### Work required
Find every line below with the word "Clientes" in it, and copy each one.
------ Supplied material ------
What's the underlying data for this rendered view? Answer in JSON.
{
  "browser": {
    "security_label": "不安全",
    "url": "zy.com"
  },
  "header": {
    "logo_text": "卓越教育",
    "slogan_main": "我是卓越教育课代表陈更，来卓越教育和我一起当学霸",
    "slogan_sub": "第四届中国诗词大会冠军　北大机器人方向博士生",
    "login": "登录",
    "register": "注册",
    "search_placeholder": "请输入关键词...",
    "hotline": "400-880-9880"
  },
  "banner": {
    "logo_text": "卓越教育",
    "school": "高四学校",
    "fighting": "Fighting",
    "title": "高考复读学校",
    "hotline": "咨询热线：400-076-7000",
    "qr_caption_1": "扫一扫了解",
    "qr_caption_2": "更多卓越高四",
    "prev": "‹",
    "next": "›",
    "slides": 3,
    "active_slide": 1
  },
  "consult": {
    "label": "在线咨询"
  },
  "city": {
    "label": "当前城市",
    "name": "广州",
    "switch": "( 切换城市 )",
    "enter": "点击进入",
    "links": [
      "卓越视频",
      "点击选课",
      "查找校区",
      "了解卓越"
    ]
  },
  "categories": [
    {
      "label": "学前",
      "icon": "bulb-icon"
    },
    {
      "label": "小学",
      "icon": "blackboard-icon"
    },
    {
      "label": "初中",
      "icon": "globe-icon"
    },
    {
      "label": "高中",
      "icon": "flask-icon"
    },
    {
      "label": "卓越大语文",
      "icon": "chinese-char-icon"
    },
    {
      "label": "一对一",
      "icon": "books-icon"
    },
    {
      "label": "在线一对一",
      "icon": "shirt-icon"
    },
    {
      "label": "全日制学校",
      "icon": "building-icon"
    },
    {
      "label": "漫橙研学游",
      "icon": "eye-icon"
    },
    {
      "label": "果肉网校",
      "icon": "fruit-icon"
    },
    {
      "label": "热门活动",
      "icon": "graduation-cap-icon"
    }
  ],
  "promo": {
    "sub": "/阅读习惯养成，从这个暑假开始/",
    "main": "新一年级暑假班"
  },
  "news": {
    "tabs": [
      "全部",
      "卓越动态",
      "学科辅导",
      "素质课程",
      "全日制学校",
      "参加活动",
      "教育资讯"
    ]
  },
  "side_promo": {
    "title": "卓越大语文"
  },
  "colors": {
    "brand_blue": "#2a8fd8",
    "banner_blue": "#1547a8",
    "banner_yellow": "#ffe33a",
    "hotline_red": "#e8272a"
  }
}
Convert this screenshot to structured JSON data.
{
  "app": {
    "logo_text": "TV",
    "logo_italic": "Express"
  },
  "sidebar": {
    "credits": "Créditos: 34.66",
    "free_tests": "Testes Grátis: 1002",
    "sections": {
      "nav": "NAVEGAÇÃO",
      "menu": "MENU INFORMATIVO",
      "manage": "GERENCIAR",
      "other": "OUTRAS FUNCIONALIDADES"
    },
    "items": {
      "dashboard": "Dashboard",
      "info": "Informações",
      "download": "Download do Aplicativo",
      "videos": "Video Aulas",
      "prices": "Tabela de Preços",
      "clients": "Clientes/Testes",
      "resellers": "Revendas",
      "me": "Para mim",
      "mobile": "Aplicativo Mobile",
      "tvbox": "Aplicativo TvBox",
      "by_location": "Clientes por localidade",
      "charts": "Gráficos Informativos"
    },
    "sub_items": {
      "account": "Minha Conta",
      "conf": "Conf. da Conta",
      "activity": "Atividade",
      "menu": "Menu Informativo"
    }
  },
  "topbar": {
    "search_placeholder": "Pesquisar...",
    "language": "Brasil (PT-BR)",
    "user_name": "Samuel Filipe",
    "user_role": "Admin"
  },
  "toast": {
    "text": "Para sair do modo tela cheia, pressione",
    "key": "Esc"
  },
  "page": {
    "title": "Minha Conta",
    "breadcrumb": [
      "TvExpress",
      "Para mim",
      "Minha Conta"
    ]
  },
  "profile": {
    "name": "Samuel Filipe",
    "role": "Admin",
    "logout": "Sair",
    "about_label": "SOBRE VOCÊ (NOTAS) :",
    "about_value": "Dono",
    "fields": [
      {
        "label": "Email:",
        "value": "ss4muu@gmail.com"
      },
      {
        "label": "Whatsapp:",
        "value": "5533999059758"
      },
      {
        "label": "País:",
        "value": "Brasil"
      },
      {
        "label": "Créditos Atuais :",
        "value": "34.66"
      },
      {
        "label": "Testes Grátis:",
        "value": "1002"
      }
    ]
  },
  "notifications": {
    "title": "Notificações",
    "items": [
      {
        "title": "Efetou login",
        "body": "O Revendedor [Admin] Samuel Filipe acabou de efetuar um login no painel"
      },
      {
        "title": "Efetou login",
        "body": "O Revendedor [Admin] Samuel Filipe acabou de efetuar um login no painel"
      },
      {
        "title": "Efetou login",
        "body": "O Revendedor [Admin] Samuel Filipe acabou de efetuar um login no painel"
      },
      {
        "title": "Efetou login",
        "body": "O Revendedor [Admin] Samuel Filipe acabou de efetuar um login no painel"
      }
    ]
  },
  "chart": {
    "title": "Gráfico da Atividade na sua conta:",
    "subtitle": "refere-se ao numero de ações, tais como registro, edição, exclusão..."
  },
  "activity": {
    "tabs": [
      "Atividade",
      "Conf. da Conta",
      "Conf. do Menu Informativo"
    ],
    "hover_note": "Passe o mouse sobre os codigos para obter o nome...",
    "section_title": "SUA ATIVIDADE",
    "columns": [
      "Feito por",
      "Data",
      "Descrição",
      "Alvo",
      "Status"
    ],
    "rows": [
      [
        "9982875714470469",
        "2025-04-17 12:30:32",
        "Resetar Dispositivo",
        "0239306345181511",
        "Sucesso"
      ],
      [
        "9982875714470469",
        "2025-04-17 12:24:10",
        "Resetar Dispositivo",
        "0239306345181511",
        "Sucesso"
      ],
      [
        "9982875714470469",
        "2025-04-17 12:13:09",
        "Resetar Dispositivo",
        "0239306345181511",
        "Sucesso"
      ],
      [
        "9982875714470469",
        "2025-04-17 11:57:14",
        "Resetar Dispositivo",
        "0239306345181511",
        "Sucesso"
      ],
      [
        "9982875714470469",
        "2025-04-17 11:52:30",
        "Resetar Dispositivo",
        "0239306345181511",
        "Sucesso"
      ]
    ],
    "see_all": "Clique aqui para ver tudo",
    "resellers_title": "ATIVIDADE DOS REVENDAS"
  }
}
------
### Answer
      "clients": "Clientes/Testes",
      "by_location": "Clientes por localidade",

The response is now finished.